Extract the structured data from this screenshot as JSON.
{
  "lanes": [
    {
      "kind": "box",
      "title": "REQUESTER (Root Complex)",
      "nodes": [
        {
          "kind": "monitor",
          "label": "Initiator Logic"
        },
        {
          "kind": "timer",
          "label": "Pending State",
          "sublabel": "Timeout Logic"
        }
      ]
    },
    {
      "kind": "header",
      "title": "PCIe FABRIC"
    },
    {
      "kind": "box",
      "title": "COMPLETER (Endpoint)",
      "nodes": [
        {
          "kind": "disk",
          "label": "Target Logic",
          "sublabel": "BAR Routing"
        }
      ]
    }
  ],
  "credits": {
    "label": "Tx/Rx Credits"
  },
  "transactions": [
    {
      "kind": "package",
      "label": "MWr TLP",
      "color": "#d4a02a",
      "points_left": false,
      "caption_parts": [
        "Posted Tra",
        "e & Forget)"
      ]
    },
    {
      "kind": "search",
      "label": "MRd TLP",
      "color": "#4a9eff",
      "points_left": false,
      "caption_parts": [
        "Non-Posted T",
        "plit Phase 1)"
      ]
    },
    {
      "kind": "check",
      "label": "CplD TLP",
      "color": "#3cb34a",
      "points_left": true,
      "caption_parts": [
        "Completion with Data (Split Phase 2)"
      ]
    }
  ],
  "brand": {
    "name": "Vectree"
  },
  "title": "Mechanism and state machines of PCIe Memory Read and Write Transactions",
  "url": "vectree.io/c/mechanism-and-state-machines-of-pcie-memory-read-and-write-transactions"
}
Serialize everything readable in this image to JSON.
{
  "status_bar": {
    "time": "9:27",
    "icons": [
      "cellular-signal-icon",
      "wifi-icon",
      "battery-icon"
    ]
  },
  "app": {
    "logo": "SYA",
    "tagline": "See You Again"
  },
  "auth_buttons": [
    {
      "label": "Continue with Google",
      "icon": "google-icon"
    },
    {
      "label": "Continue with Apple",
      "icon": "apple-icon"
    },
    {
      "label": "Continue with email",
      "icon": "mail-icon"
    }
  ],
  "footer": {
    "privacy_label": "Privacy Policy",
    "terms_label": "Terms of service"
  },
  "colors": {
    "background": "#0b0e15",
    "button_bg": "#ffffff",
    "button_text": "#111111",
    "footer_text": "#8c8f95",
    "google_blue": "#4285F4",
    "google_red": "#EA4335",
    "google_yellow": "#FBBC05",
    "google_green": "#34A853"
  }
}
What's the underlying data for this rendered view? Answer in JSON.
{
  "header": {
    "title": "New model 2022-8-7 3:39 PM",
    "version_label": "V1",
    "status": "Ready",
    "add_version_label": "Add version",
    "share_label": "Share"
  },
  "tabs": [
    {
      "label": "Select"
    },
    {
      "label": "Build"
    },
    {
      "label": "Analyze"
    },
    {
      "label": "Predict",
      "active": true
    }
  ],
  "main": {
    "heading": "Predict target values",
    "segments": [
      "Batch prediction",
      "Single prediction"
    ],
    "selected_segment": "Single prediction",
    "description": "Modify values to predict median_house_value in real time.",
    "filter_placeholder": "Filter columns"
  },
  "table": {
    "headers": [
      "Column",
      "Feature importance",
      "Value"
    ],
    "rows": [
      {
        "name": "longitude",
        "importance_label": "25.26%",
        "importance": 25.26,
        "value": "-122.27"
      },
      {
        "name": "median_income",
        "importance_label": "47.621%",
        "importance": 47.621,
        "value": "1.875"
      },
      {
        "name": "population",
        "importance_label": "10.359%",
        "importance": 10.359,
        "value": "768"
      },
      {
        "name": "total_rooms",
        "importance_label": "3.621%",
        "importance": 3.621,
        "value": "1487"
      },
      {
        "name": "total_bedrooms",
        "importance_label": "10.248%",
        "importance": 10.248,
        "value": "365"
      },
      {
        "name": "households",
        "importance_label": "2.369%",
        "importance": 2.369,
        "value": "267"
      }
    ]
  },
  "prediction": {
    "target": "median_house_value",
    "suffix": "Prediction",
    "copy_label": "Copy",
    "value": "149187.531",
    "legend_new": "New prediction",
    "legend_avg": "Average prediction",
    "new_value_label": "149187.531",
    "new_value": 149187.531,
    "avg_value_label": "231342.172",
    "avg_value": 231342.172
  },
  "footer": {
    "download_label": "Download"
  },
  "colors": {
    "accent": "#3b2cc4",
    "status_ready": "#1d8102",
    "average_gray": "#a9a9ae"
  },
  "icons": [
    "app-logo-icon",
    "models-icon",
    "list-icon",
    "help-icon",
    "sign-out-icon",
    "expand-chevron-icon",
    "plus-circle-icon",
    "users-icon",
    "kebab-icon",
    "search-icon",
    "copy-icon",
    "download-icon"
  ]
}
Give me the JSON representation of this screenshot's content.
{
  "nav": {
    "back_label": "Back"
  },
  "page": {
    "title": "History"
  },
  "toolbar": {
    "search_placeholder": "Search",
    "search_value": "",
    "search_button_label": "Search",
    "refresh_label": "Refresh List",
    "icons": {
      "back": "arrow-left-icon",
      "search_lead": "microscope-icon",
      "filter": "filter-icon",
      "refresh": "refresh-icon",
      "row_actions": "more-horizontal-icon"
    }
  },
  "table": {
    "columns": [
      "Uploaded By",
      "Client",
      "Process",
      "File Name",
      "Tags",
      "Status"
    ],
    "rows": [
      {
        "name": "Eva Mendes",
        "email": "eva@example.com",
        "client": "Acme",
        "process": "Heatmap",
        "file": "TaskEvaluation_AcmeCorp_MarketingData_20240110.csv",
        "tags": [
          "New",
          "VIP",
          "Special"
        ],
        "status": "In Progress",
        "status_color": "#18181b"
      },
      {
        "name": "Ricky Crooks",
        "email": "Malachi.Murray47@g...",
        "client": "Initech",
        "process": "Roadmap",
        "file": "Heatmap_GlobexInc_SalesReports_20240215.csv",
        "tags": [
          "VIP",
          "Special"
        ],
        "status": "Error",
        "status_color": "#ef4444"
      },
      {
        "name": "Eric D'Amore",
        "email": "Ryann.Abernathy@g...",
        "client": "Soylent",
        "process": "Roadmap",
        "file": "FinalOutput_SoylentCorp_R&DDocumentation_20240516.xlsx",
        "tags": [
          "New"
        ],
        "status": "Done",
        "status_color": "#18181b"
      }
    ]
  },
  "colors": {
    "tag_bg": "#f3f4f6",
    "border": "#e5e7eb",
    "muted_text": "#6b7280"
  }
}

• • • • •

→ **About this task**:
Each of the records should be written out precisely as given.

→ **Answer area**:
Extract the structured data from this screenshot as JSON.
{
  "lanes": [
    {
      "kind": "box",
      "title": "REQUESTER (Root Complex)",
      "nodes": [
        {
          "kind": "monitor",
          "label": "Initiator Logic"
        },
        {
          "kind": "timer",
          "label": "Pending State",
          "sublabel": "Timeout Logic"
        }
      ]
    },
    {
      "kind": "header",
      "title": "PCIe FABRIC"
    },
    {
      "kind": "box",
      "title": "COMPLETER (Endpoint)",
      "nodes": [
        {
          "kind": "disk",
          "label": "Target Logic",
          "sublabel": "BAR Routing"
        }
      ]
    }
  ],
  "credits": {
    "label": "Tx/Rx Credits"
  },
  "transactions": [
    {
      "kind": "package",
      "label": "MWr TLP",
      "color": "#d4a02a",
      "points_left": false,
      "caption_parts": [
        "Posted Tra",
        "e & Forget)"
      ]
    },
    {
      "kind": "search",
      "label": "MRd TLP",
      "color": "#4a9eff",
      "points_left": false,
      "caption_parts": [
        "Non-Posted T",
        "plit Phase 1)"
      ]
    },
    {
      "kind": "check",
      "label": "CplD TLP",
      "color": "#3cb34a",
      "points_left": true,
      "caption_parts": [
        "Completion with Data (Split Phase 2)"
      ]
    }
  ],
  "brand": {
    "name": "Vectree"
  },
  "title": "Mechanism and state machines of PCIe Memory Read and Write Transactions",
  "url": "vectree.io/c/mechanism-and-state-machines-of-pcie-memory-read-and-write-transactions"
}
Serialize everything readable in this image to JSON.
{
  "status_bar": {
    "time": "9:27",
    "icons": [
      "cellular-signal-icon",
      "wifi-icon",
      "battery-icon"
    ]
  },
  "app": {
    "logo": "SYA",
    "tagline": "See You Again"
  },
  "auth_buttons": [
    {
      "label": "Continue with Google",
      "icon": "google-icon"
    },
    {
      "label": "Continue with Apple",
      "icon": "apple-icon"
    },
    {
      "label": "Continue with email",
      "icon": "mail-icon"
    }
  ],
  "footer": {
    "privacy_label": "Privacy Policy",
    "terms_label": "Terms of service"
  },
  "colors": {
    "background": "#0b0e15",
    "button_bg": "#ffffff",
    "button_text": "#111111",
    "footer_text": "#8c8f95",
    "google_blue": "#4285F4",
    "google_red": "#EA4335",
    "google_yellow": "#FBBC05",
    "google_green": "#34A853"
  }
}
What's the underlying data for this rendered view? Answer in JSON.
{
  "header": {
    "title": "New model 2022-8-7 3:39 PM",
    "version_label": "V1",
    "status": "Ready",
    "add_version_label": "Add version",
    "share_label": "Share"
  },
  "tabs": [
    {
      "label": "Select"
    },
    {
      "label": "Build"
    },
    {
      "label": "Analyze"
    },
    {
      "label": "Predict",
      "active": true
    }
  ],
  "main": {
    "heading": "Predict target values",
    "segments": [
      "Batch prediction",
      "Single prediction"
    ],
    "selected_segment": "Single prediction",
    "description": "Modify values to predict median_house_value in real time.",
    "filter_placeholder": "Filter columns"
  },
  "table": {
    "headers": [
      "Column",
      "Feature importance",
      "Value"
    ],
    "rows": [
      {
        "name": "longitude",
        "importance_label": "25.26%",
        "importance": 25.26,
        "value": "-122.27"
      },
      {
        "name": "median_income",
        "importance_label": "47.621%",
        "importance": 47.621,
        "value": "1.875"
      },
      {
        "name": "population",
        "importance_label": "10.359%",
        "importance": 10.359,
        "value": "768"
      },
      {
        "name": "total_rooms",
        "importance_label": "3.621%",
        "importance": 3.621,
        "value": "1487"
      },
      {
        "name": "total_bedrooms",
        "importance_label": "10.248%",
        "importance": 10.248,
        "value": "365"
      },
      {
        "name": "households",
        "importance_label": "2.369%",
        "importance": 2.369,
        "value": "267"
      }
    ]
  },
  "prediction": {
    "target": "median_house_value",
    "suffix": "Prediction",
    "copy_label": "Copy",
    "value": "149187.531",
    "legend_new": "New prediction",
    "legend_avg": "Average prediction",
    "new_value_label": "149187.531",
    "new_value": 149187.531,
    "avg_value_label": "231342.172",
    "avg_value": 231342.172
  },
  "footer": {
    "download_label": "Download"
  },
  "colors": {
    "accent": "#3b2cc4",
    "status_ready": "#1d8102",
    "average_gray": "#a9a9ae"
  },
  "icons": [
    "app-logo-icon",
    "models-icon",
    "list-icon",
    "help-icon",
    "sign-out-icon",
    "expand-chevron-icon",
    "plus-circle-icon",
    "users-icon",
    "kebab-icon",
    "search-icon",
    "copy-icon",
    "download-icon"
  ]
}
Give me the JSON representation of this screenshot's content.
{
  "nav": {
    "back_label": "Back"
  },
  "page": {
    "title": "History"
  },
  "toolbar": {
    "search_placeholder": "Search",
    "search_value": "",
    "search_button_label": "Search",
    "refresh_label": "Refresh List",
    "icons": {
      "back": "arrow-left-icon",
      "search_lead": "microscope-icon",
      "filter": "filter-icon",
      "refresh": "refresh-icon",
      "row_actions": "more-horizontal-icon"
    }
  },
  "table": {
    "columns": [
      "Uploaded By",
      "Client",
      "Process",
      "File Name",
      "Tags",
      "Status"
    ],
    "rows": [
      {
        "name": "Eva Mendes",
        "email": "eva@example.com",
        "client": "Acme",
        "process": "Heatmap",
        "file": "TaskEvaluation_AcmeCorp_MarketingData_20240110.csv",
        "tags": [
          "New",
          "VIP",
          "Special"
        ],
        "status": "In Progress",
        "status_color": "#18181b"
      },
      {
        "name": "Ricky Crooks",
        "email": "Malachi.Murray47@g...",
        "client": "Initech",
        "process": "Roadmap",
        "file": "Heatmap_GlobexInc_SalesReports_20240215.csv",
        "tags": [
          "VIP",
          "Special"
        ],
        "status": "Error",
        "status_color": "#ef4444"
      },
      {
        "name": "Eric D'Amore",
        "email": "Ryann.Abernathy@g...",
        "client": "Soylent",
        "process": "Roadmap",
        "file": "FinalOutput_SoylentCorp_R&DDocumentation_20240516.xlsx",
        "tags": [
          "New"
        ],
        "status": "Done",
        "status_color": "#18181b"
      }
    ]
  },
  "colors": {
    "tag_bg": "#f3f4f6",
    "border": "#e5e7eb",
    "muted_text": "#6b7280"
  }
}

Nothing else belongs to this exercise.